There’s another aspect: In the vacuum of patronage, there’s a increased rarity of accoustic ensembles available to new artist/composers. It’s as lamentable as the loss of glacial ice.. Ensembles are of vestigial interest in this new Pop culture. In the USA, Orchestras, Opera and Dance companies are losing their endowments in this swill of a Bourgeoise Bohemian Rock ubiquity. As the French say, “Bo Bo”. This vernacular diet of a faux gras American pop-rock hegemony has replaced a vibrantly precious global musical elasticity and variety. We’re attempting to get out of that box.
I hate to sound like a curmudgeon. It’s not sexy. Yet, I relate to the skepticism of John Philip Sousa, in his cautions about unfair practices in a free-market of recorded music. Something’s wrong, when the tail wags the dog, the provider dictates content. That’s not Freedom of Thought. There must be a discovery of the means of subsidy by which Music, and parallel Arts may thrive, unapologetically. Let us remember:
“Freedom of Thought” does not mean “Free Stuff”.
We must fix this ruptured pipeline for the Popular Arts.
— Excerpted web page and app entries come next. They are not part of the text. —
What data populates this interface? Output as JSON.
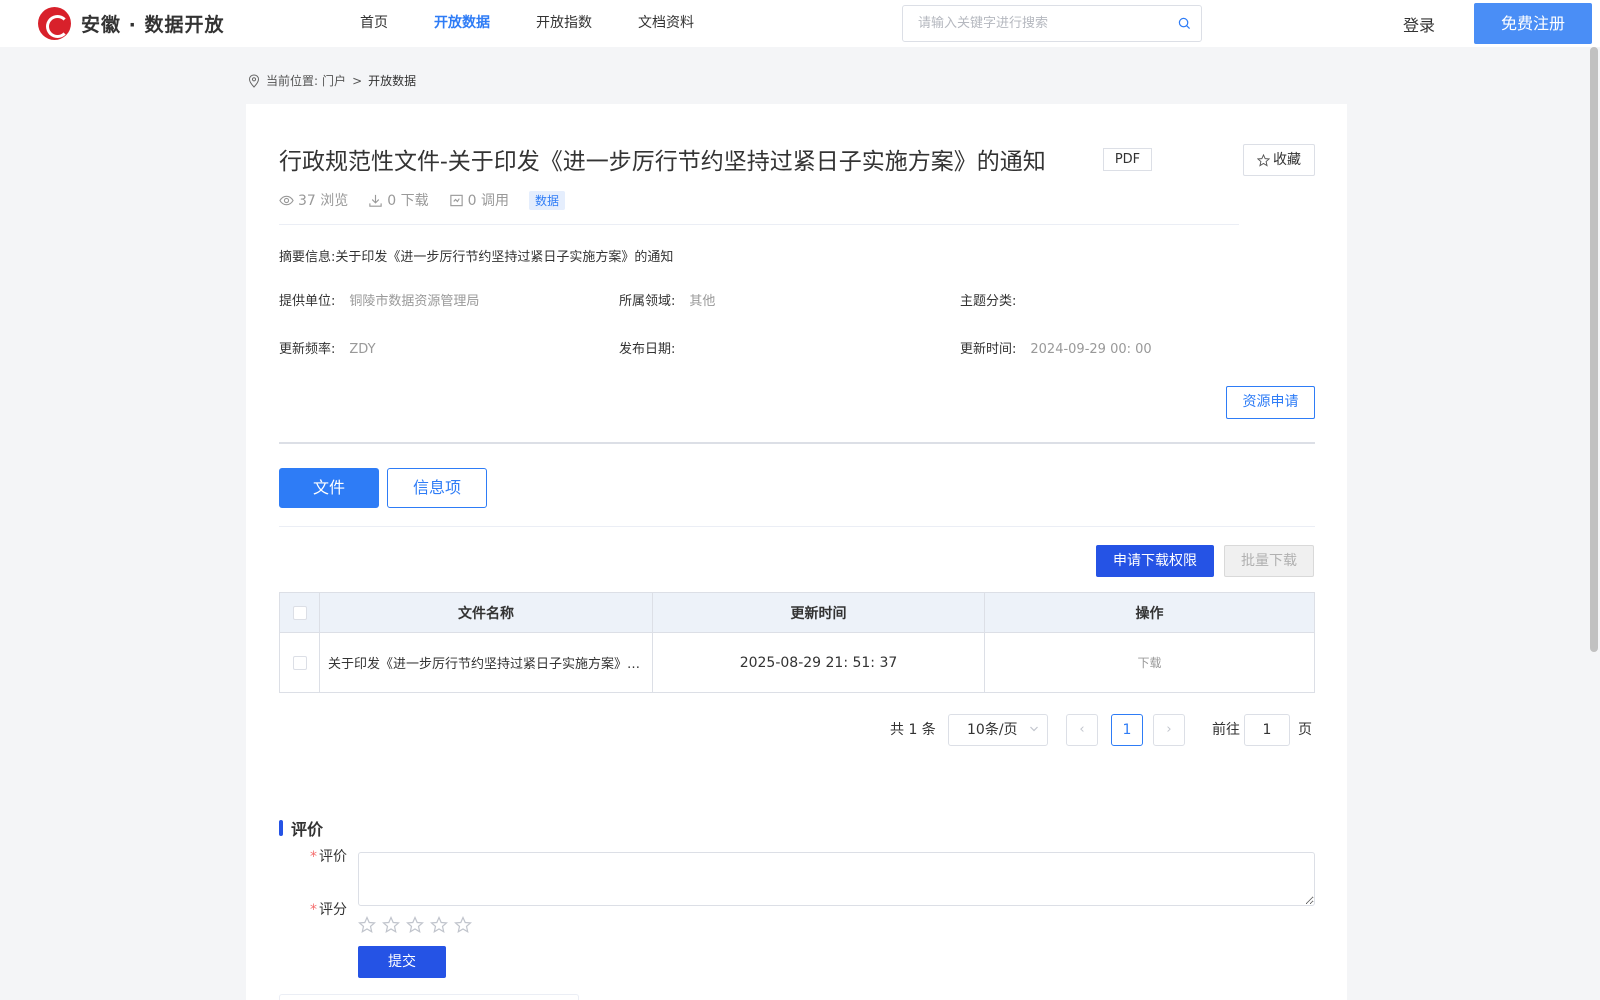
{
  "header": {
    "logo_text": "安徽 · 数据开放",
    "nav": [
      {
        "label": "首页",
        "active": false
      },
      {
        "label": "开放数据",
        "active": true
      },
      {
        "label": "开放指数",
        "active": false
      },
      {
        "label": "文档资料",
        "active": false
      }
    ],
    "search_placeholder": "请输入关键字进行搜索",
    "login_label": "登录",
    "register_label": "免费注册"
  },
  "breadcrumb": {
    "prefix": "当前位置:",
    "home": "门户",
    "separator": ">",
    "current": "开放数据"
  },
  "detail": {
    "title": "行政规范性文件-关于印发《进一步厉行节约坚持过紧日子实施方案》的通知",
    "format_tag": "PDF",
    "favorite_label": "收藏",
    "views": "37 浏览",
    "downloads": "0 下载",
    "calls": "0 调用",
    "type_tag": "数据",
    "summary": "摘要信息:关于印发《进一步厉行节约坚持过紧日子实施方案》的通知",
    "provider_label": "提供单位:",
    "provider_value": "铜陵市数据资源管理局",
    "domain_label": "所属领域:",
    "domain_value": "其他",
    "theme_label": "主题分类:",
    "theme_value": "",
    "freq_label": "更新频率:",
    "freq_value": "ZDY",
    "publish_label": "发布日期:",
    "publish_value": "",
    "update_label": "更新时间:",
    "update_value": "2024-09-29 00: 00",
    "apply_label": "资源申请"
  },
  "tabs": [
    {
      "label": "文件",
      "active": true
    },
    {
      "label": "信息项",
      "active": false
    }
  ],
  "actions": {
    "request_download": "申请下载权限",
    "batch_download": "批量下载"
  },
  "table": {
    "headers": [
      "文件名称",
      "更新时间",
      "操作"
    ],
    "rows": [
      {
        "name": "关于印发《进一步厉行节约坚持过紧日子实施方案》的通知",
        "updated": "2025-08-29 21: 51: 37",
        "op": "下载"
      }
    ]
  },
  "pagination": {
    "total": "共 1 条",
    "page_size": "10条/页",
    "prev": "‹",
    "current_page": "1",
    "next": "›",
    "goto_label": "前往",
    "goto_value": "1",
    "page_suffix": "页"
  },
  "review": {
    "section_title": "评价",
    "comment_label": "评价",
    "rating_label": "评分",
    "required_mark": "*",
    "rating_value": 0,
    "max_rating": 5,
    "submit_label": "提交"
  },
  "colors": {
    "accent": "#2e7cf6",
    "primary_button": "#2553e5",
    "brand_red": "#d8212b"
  }
}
It can’t come from a half-hearted, flaccid or schlaffen Philanthropie, but a nexus of Patronage from both Private entrepreneurs and the Public sector.
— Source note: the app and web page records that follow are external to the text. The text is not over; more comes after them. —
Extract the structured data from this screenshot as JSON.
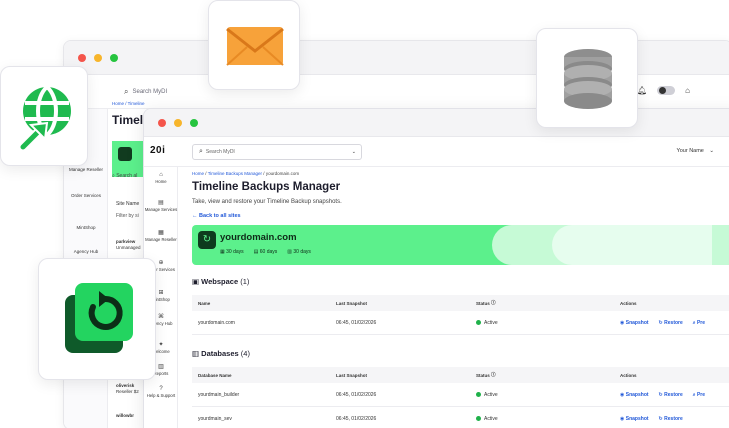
{
  "back_window": {
    "search_placeholder": "Search MyDI",
    "crumb": "Home / Timeline",
    "title": "Timeline",
    "search_label": "Search al",
    "site_name_header": "Site Name",
    "filter_label": "Filter by si",
    "rows": [
      {
        "name": "parkview",
        "sub": "Unmanaged"
      },
      {
        "name": "oliverisk",
        "sub": "Reseller $2"
      },
      {
        "name": "willowbr",
        "sub": ""
      }
    ],
    "side_items": [
      "Manage Reseller",
      "Order Services",
      "MintShop",
      "Agency Hub"
    ]
  },
  "front_window": {
    "logo": "20i",
    "search_placeholder": "Search MyDI",
    "user_name": "Your Name",
    "side_items": [
      {
        "label": "Home",
        "icon": "⌂"
      },
      {
        "label": "Manage Services",
        "icon": "▤"
      },
      {
        "label": "Manage Reseller",
        "icon": "▦"
      },
      {
        "label": "Order Services",
        "icon": "⊕"
      },
      {
        "label": "MintShop",
        "icon": "⊞"
      },
      {
        "label": "Agency Hub",
        "icon": "⌘"
      },
      {
        "label": "Welcome",
        "icon": "✦"
      },
      {
        "label": "Reports",
        "icon": "▥"
      },
      {
        "label": "Help & Support",
        "icon": "?"
      }
    ],
    "crumb": {
      "home": "Home",
      "section": "Timeline Backups Manager",
      "current": "yourdomain.com"
    },
    "title": "Timeline Backups Manager",
    "subtitle": "Take, view and restore your Timeline Backup snapshots.",
    "back_link": "← Back to all sites",
    "domain_card": {
      "domain": "yourdomain.com",
      "stats": [
        "30 days",
        "60 days",
        "30 days"
      ]
    },
    "webspace": {
      "title": "Webspace",
      "count": "(1)",
      "headers": [
        "Name",
        "Last Snapshot",
        "Status",
        "Actions"
      ],
      "rows": [
        {
          "name": "yourdomain.com",
          "snapshot": "06:45, 01/02/2026",
          "status": "Active"
        }
      ]
    },
    "databases": {
      "title": "Databases",
      "count": "(4)",
      "headers": [
        "Database Name",
        "Last Snapshot",
        "Status",
        "Actions"
      ],
      "rows": [
        {
          "name": "yourdmain_builder",
          "snapshot": "06:45, 01/02/2026",
          "status": "Active"
        },
        {
          "name": "yourdmain_sev",
          "snapshot": "06:45, 01/02/2026",
          "status": "Active"
        }
      ]
    },
    "actions": {
      "snapshot": "Snapshot",
      "restore": "Restore",
      "preview": "Pre"
    }
  },
  "colors": {
    "brand_green": "#5cf08c",
    "dark_green": "#0e3b1e",
    "link_blue": "#2158d8",
    "envelope_orange": "#f7a23a",
    "database_gray": "#9a9a9a"
  },
  "icons": {
    "globe_tile": "globe-arrow-icon",
    "envelope_tile": "envelope-icon",
    "database_tile": "database-icon",
    "restore_tile": "restore-icon"
  }
}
We’d better take a real hard look a.s.a.p. at the proportional profits of the creators and distributors of ideas. Our priority should be in nurturing new ideas.
Those who bring them must be fairly compensated, systemically and legally.
I’ve been inescapably subjective. I’m in shock and awe at what I’ve witnessed in the struggling artists and composers that surround me. My emphasis is an inconvenient truth. Yet, it’s corroborated by no less than Abraham Lincoln. Let me quote him:
“Labor is prior to, and independent of, capital. Capital is only the fuit of labor, and could never have existed if labor had not first existed. Labor is the superior of capital, and deserves much the higher consideration”.
It’s high time we pay the pipers.
Van Dyke Parks is composer and musician. He has collaborated with the Beach Boys, Harry Nilsson, Phil Ochs, Ringo Starr and many others. His records include: Song Cycle, Discover America, Clang of the Yankee Reaper, Jump!, Tokyo Rose, Orange Crate Art, Songs Cycled, and Moonlighting: Live at the Ash Grove.
This essay was originally written to the Advisory Board of Haus Der Kulturen Der Welt, April, 2014.